What personal information do we collect from the people that visit our blog, website or app?
When ordering or registering on our site, as appropriate, you may be asked to enter your name, email address, phone number, credit card information or other details to help you with your experience.
When do we collect information?
We collect information from you when you place an order, subscribe to a newsletter or enter information on our site.
How do we use your information?
We may use the information we collect from you when you register, make a purchase, sign up for our newsletter, respond to a survey or marketing communication, surf the website, or use certain other site features in the following ways:
How do we protect visitor information?
Our website is scanned on a regular basis for security holes and known vulnerabilities in order to make your visit to our site as safe as possible.
We use regular Malware Scanning.
We do not use an SSL certificate
We have a secur e server and “Let’s Encrypt” installation.
Do we use ‘cookies’?
We do not sell, trade, or otherwise transfer to outside parties your personally identifiable information.
We do not include or offer third-party products or services on our website.
How does our site handle do not track signals?
We honor do not track signals and do not track, plant cookies, or use advertising when a Do Not Track (DNT) browser mechanism is in place.
Does our site allow third-party behavioral tracking?
It’s also important to note that we allow third-party behavioral tracking
COPPA (Children Online Privacy Protection Act)
When it comes to the collection of personal information from children under 13, the Children’s Online Privacy Protection Act (COPPA) puts parents in control. The Federal Trade Commission, the nation’s consumer protection agency, enforces the COPPA Rule, which spells out what operators of websites and online services must do to protect children’s privacy and safety online.
We do not specifically market to children under 13.
Fair Information Practices
The Fair Information Practices Principles form the backbone of privacy law in the United States and the concepts they include have played a significant role in the development of data protection laws around the globe.

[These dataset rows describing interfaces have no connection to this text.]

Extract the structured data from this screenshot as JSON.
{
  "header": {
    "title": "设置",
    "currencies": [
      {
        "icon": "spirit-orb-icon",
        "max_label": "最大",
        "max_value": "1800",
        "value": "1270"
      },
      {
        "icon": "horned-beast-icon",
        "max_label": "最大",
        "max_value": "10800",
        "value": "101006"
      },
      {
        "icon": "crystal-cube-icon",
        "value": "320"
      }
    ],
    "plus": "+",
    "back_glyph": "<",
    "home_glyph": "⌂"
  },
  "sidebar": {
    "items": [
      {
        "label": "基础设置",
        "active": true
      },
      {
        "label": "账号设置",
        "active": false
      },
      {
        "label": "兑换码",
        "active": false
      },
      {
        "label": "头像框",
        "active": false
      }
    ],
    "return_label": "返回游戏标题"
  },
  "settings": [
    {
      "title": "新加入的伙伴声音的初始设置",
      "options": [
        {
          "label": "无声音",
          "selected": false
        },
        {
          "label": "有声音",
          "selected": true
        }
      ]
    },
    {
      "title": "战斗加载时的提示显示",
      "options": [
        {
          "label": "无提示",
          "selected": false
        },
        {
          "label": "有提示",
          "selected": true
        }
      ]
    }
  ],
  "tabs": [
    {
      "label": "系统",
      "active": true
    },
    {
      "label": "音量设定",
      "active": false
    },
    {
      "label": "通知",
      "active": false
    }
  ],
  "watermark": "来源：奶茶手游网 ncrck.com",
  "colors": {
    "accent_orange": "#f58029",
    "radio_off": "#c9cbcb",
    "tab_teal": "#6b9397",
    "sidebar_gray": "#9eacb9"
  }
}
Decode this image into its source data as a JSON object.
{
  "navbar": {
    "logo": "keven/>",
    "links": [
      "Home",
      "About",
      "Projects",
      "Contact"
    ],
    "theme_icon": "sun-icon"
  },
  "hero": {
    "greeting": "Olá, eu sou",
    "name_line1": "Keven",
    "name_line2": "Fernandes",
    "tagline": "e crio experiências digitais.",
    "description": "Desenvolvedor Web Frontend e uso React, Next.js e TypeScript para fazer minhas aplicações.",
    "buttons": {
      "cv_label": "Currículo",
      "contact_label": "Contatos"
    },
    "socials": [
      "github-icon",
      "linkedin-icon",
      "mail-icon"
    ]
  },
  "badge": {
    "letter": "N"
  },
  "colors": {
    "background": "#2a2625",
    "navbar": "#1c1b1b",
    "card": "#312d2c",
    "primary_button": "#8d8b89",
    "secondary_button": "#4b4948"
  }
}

Understanding the Fair Information Practice Principles and how they should be implemented is critical to comply with the various privacy laws that protect personal information.
In order to be in line with Fair Information Practices we will take the following responsive action, should a data breach occur:
We will notify the users via email
We will notify the users via in-site notification
We also agree to the Individual Redress Principle, which requires that individuals have a right to pursue legally enforceable rights against data collectors and processors who fail to adhere to the law. This principle requires not only that individuals have enforceable rights against data users, but also that individuals have recourse to courts or government agencies to investigate and/or prosecute non-compliance by data processors.
CAN SPAM Act
The CAN-SPAM Act is a law that sets the rules for commercial email, establishes requirements for commercial messages, gives recipients the right to have emails stopped from being sent to them, and spells out tough penalties for violations.
Nestorio, Kastoria 52051